Dear blogging friends. Perhaps some of you have noted that I’ve been completely silent for the past couple of weeks. I have needed to tend to a hurting heart.
Earlier this month we learned that our daughter, Aimee, has breast cancer. I’m barely able to talk about this yet, but Aimee is open and honest with her friends and family, and hasn’t closed herself off to communication.
Social restrictions have made it hard for her to share personally with many of her friends, so she did what she didn’t really want to do, and posted on Facebook. With her permission, I’ve copied her message and hope that you’ll take the time to read it.

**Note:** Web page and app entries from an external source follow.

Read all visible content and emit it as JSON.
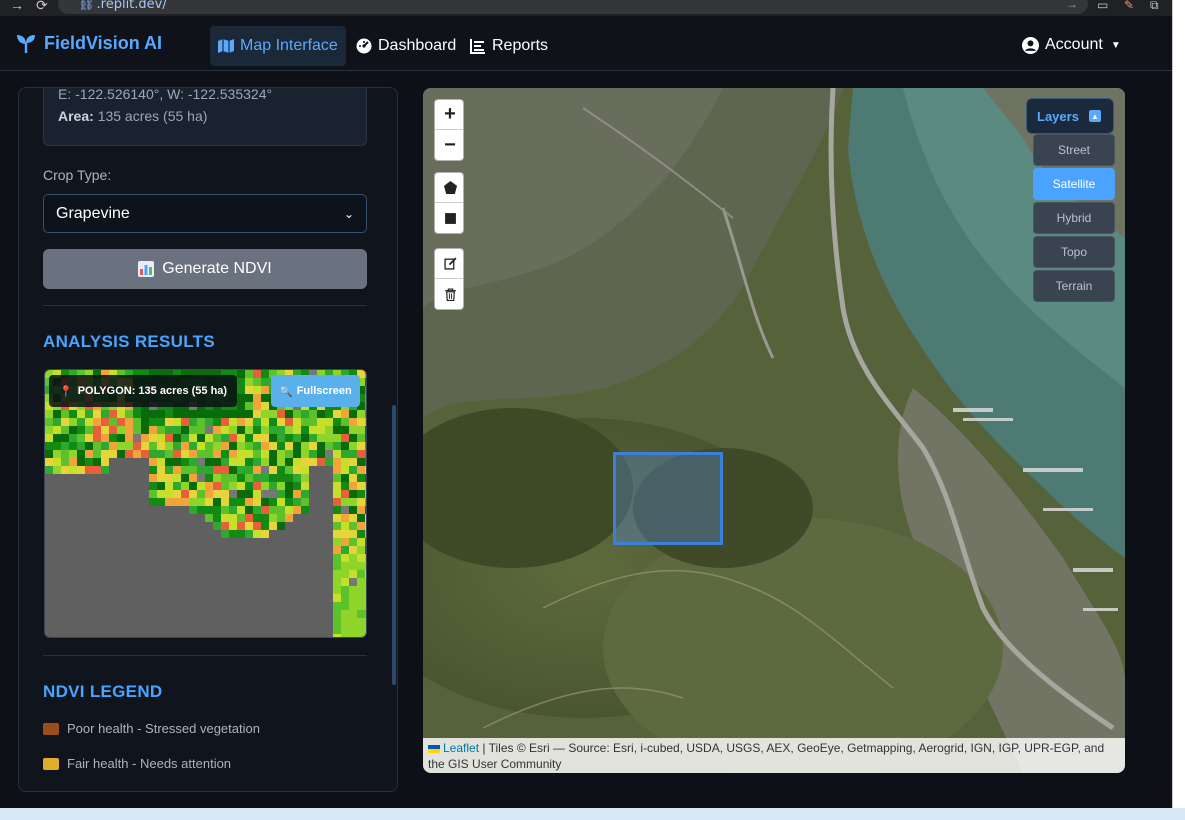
{
  "browser": {
    "url": ".replit.dev/"
  },
  "navbar": {
    "brand": "FieldVision AI",
    "items": [
      {
        "label": "Map Interface",
        "icon": "map-icon",
        "active": true
      },
      {
        "label": "Dashboard",
        "icon": "gauge-icon",
        "active": false
      },
      {
        "label": "Reports",
        "icon": "list-icon",
        "active": false
      }
    ],
    "account_label": "Account"
  },
  "sidebar": {
    "coords_line": "E: -122.526140°, W: -122.535324°",
    "area_label": "Area:",
    "area_value": "135 acres (55 ha)",
    "crop_label": "Crop Type:",
    "crop_value": "Grapevine",
    "generate_label": "Generate NDVI",
    "analysis_title": "ANALYSIS RESULTS",
    "polygon_badge": "POLYGON: 135 acres (55 ha)",
    "fullscreen_label": "Fullscreen",
    "legend_title": "NDVI LEGEND",
    "legend": [
      {
        "label": "Poor health - Stressed vegetation",
        "color": "#9a4e1c"
      },
      {
        "label": "Fair health - Needs attention",
        "color": "#e0ac2c"
      }
    ]
  },
  "map": {
    "zoom_in": "+",
    "zoom_out": "−",
    "layers_title": "Layers",
    "layers": [
      {
        "label": "Street",
        "selected": false
      },
      {
        "label": "Satellite",
        "selected": true
      },
      {
        "label": "Hybrid",
        "selected": false
      },
      {
        "label": "Topo",
        "selected": false
      },
      {
        "label": "Terrain",
        "selected": false
      }
    ],
    "attribution_link": "Leaflet",
    "attribution_text": " | Tiles © Esri — Source: Esri, i-cubed, USDA, USGS, AEX, GeoEye, Getmapping, Aerogrid, IGN, IGP, UPR-EGP, and the GIS User Community"
  },
  "colors": {
    "accent": "#4aa3ff",
    "background": "#0d1117",
    "selected_layer": "#4aa3ff"
  }
}
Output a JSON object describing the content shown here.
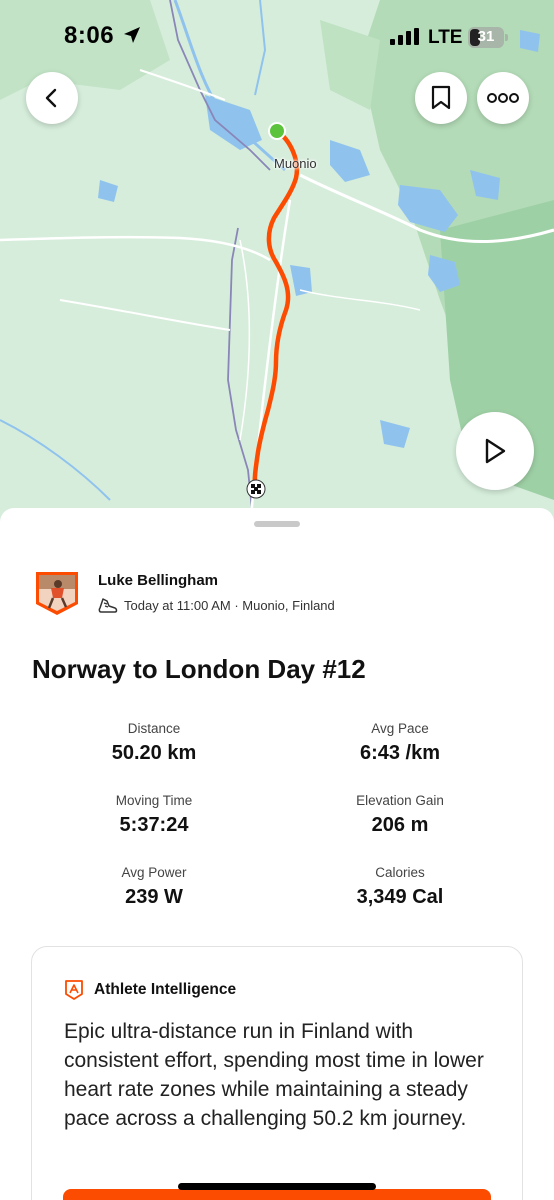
{
  "status_bar": {
    "time": "8:06",
    "network": "LTE",
    "battery": "31"
  },
  "map": {
    "place_label": "Muonio",
    "route_color": "#fc4c02",
    "start_color": "#5cc33d"
  },
  "icons": {
    "back": "chevron-left-icon",
    "bookmark": "bookmark-icon",
    "more": "more-dots-icon",
    "play": "play-icon",
    "shoe": "run-shoe-icon",
    "ai": "athlete-intelligence-icon"
  },
  "athlete": {
    "name": "Luke Bellingham",
    "meta": "Today at 11:00 AM · Muonio, Finland"
  },
  "activity": {
    "title": "Norway to London Day #12"
  },
  "stats": [
    {
      "label": "Distance",
      "value": "50.20 km"
    },
    {
      "label": "Avg Pace",
      "value": "6:43 /km"
    },
    {
      "label": "Moving Time",
      "value": "5:37:24"
    },
    {
      "label": "Elevation Gain",
      "value": "206 m"
    },
    {
      "label": "Avg Power",
      "value": "239 W"
    },
    {
      "label": "Calories",
      "value": "3,349 Cal"
    }
  ],
  "insight": {
    "title": "Athlete Intelligence",
    "body": "Epic ultra-distance run in Finland with consistent effort, spending most time in lower heart rate zones while maintaining a steady pace across a challenging 50.2 km journey."
  },
  "colors": {
    "accent": "#fc4c02",
    "map_base": "#d4ecd9",
    "water": "#8fc3ee",
    "forest": "#a9d6ae"
  }
}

Ironically, on the day that I was supposed to go back to the front lines of nursing, I exited the workforce and entered the doors of City of Hope as a patient. I have been diagnosed with breast cancer and am in the process of developing a treatment plan with my doctors at this time. In an effort to keep myself and those around me healthy and not delay my treatment, I am currently isolating myself from the general public. I am not on social media often and certainly am not sharing this for any personal attention or need for response. In fact, I’d rather not share at all and would block response if I knew how.I have to share a few thoughts however. I beg of you to all please take the advice of social distancing seriously. To all of my friends on the front lines in the Emergency Rooms and Urgent Care Centers, EMS and Public Health, thank you! My heart is alongside you and your families as you do the difficult work and risk your own health for the sake of others. That’s what we have all been called to do but it doesn’t make that drive into work any easier right now, I’m sure.To all my other friends and family, please listen to the warnings that are advised. This protects our healthcare workers, our families, our friends and me. One thing that I have learned and experienced much too personally is that we are not invincible. I have been a nurse for 24 years, yikes! I have taken care of countless numbers of women with breast cancer. I’m supposed to be the caregiver but will transition to the patient.I have had friends afflicted with the worst of illness and have held the hands of countless people as they have died from accident or illness. Viruses don’t discriminate either. Just because you feel well today doesn’t mean that the exposure risk is any less for you. We can’t stop the spread of this virus entirely but slowing it down is extremely important so we don’t exhaust resource. Please love on each other the best way we can by staying away from each other. Use this time for rest, quality family time and fill your soul with the things that bring peace to you. Much love, Aimee
All good thoughts and wishes are welcome. If prayer is a part of your practice and faith, I’d value your prayers on her behalf. My personal faith has never meant more to me. However, I honestly don’t want to create a stressful situation where you feel the need to respond. I just want you to understand my distancing, and to know where it is coming from right now. I’ll be “around” the blogosphere in my own way, and I expect there will be times I’ll find it easier than others.
I haven’t been reading posts, so I don’t know how you’re all affected at this time when we are all attempting to keep ourselves and others safe by adhering to the recommendations of our local jurisdictions. But I can easily assume this is stressful for each and every one!
Blessings to each one of you and thank you for your friendship. I wonder if others, people who have never blogged before, are learning something of the value in “screen time” communication and relationships? We bloggers have known it for a while now.